Visualization’s one thing you can use with daily practice to seize your personal goals.
It’s using our imagination which we use all the time for silly things like stressing over the worst that could happen.
What if we converted some of that stressful energy into something productive, something that we actually want , like reaching personal goals?
The science explanation is this, “a cognitive process during which people use their minds to create (or recreate) experiences similar to real life situations.”
- It programs your brain and your subconscious to search for opportunities to help you reach your goal.
- It’s motivating. In your mind, you’ve already achieved your goal and it feels good. And you always want to move toward feeling good, yes?
- It’s a confidence booster. You’ve probably already thought about the worst (and the best) that’s going to happen, and now you’re incredibly prepared and confident.
Visualizing Your Personal Goals
If Olympic athletes use visualization to enhance their performance, you can too. It’s best to do visualization exercises when you’re feeling relaxed. After you wake up in the morning? After meditation? Before going to bed?
Imagine that your goal’s already achieved. What’s around you?Familiar smells? Sights? Weather? How do you feel? The more detailed your imagery, the more powerful it is.
Jack Canfield, the author of Success Principles, suggests “creating a picture of yourself with your goal, as if it were already completed. If one of your goals is to own a new car, take your camera down to your local auto dealer and have a picture taken of yourself sitting behind the wheel of your dream car. If your goal is to visit Paris, find a picture or poster of the Eiffel Tower and cut out a picture of yourself and place it into the picture.”
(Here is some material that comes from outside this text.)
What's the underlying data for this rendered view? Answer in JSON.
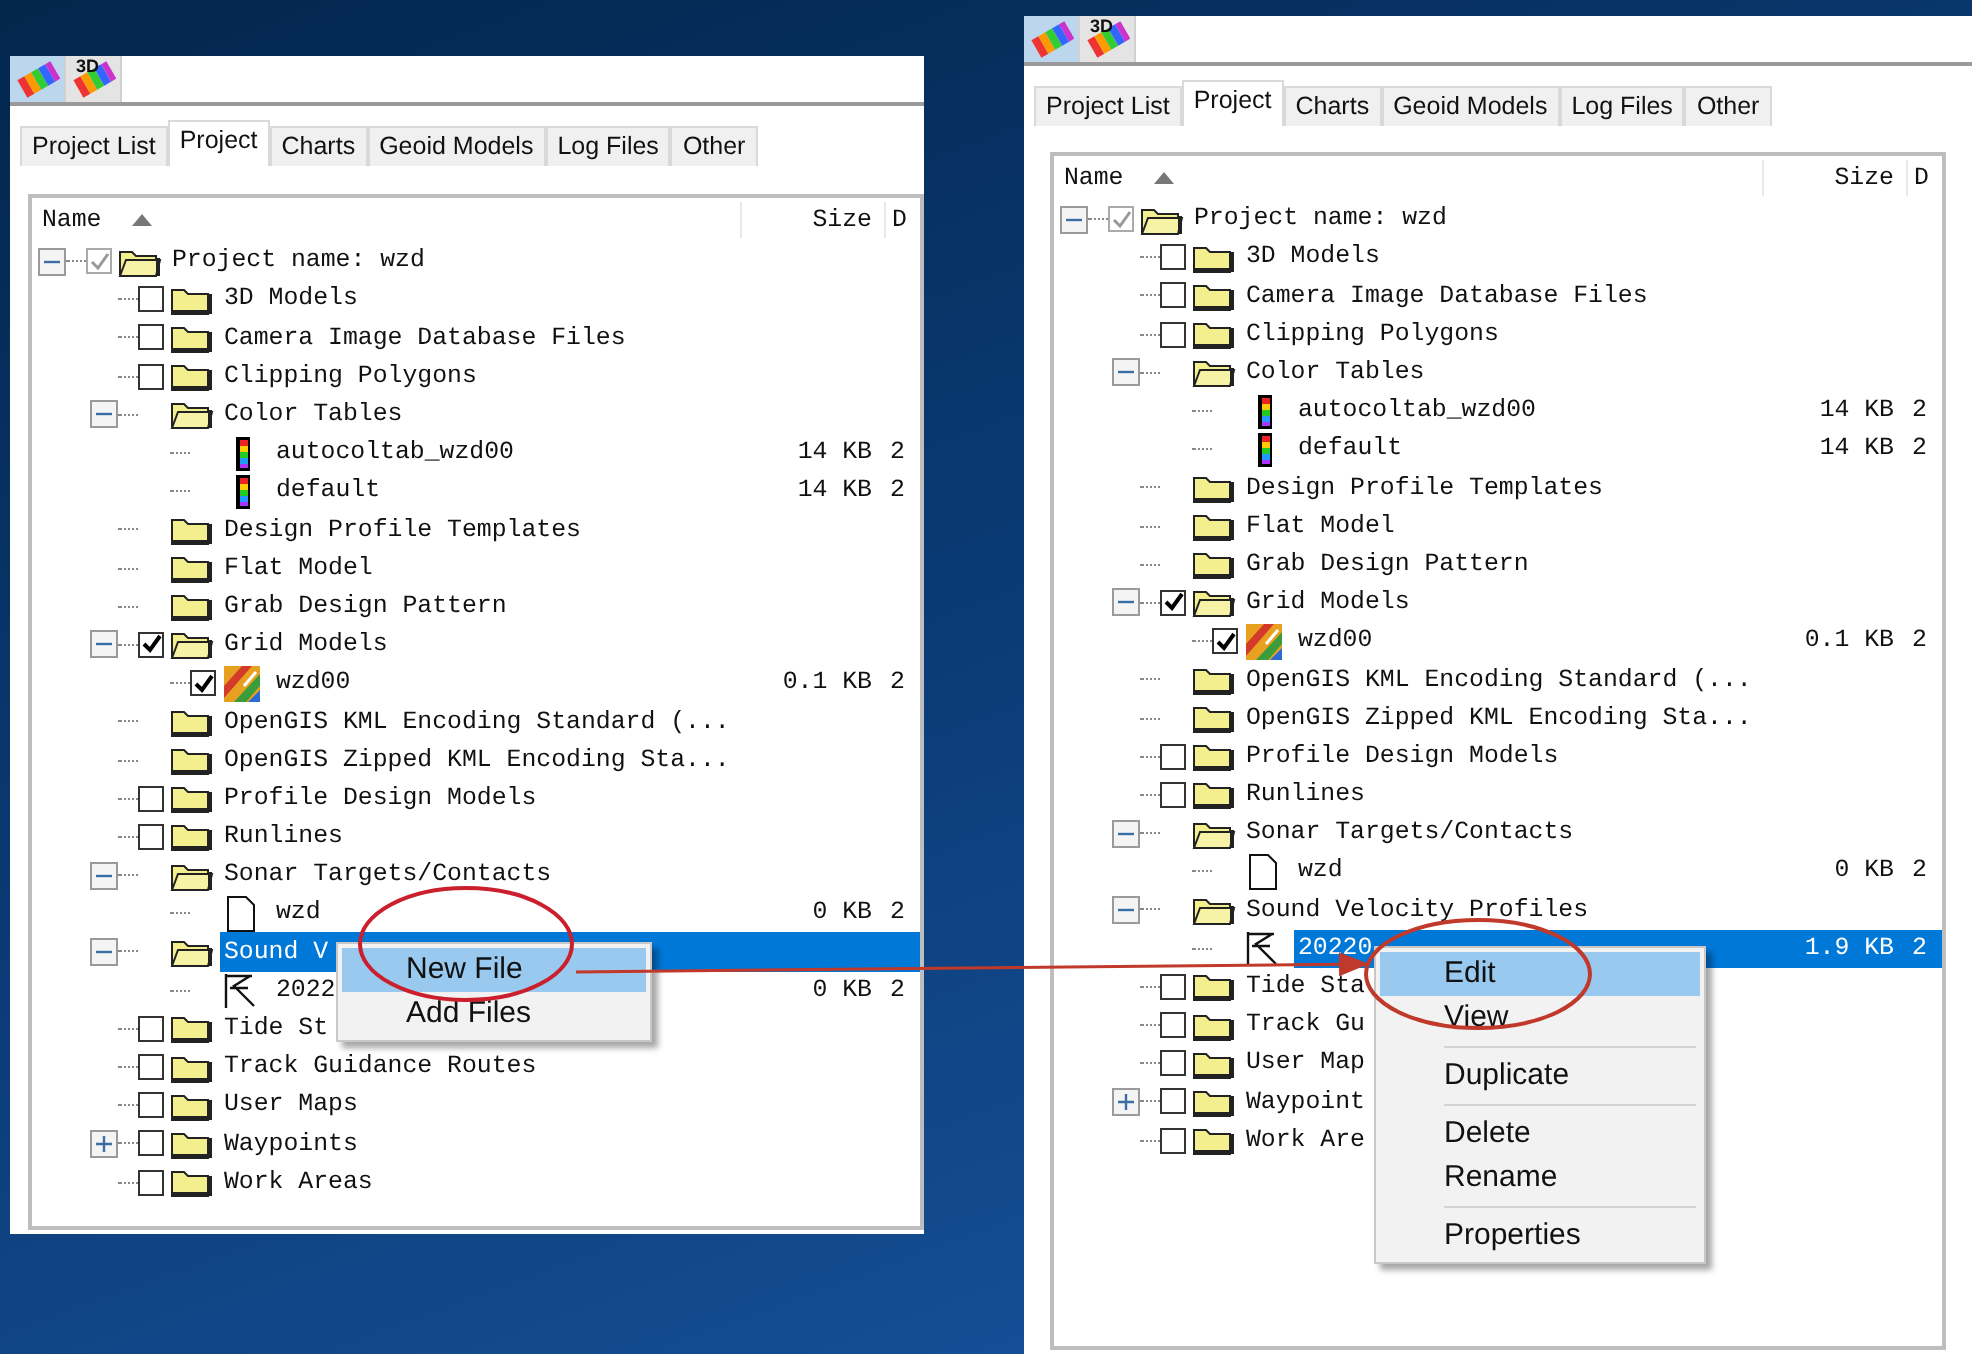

How to Reinforce Your Personal Goals
Create printed small cards with your written personal goals. Read them throughout the day (or maybe in the morning and in the evening), imagine you’ve already reached your goal, hold that thought for 15 seconds, and repeat with the next card.
You might find this goal planning worksheet useful.
Have you used visualization to reach your personal goals? What did you find most useful?
featured image via Rachel Crowe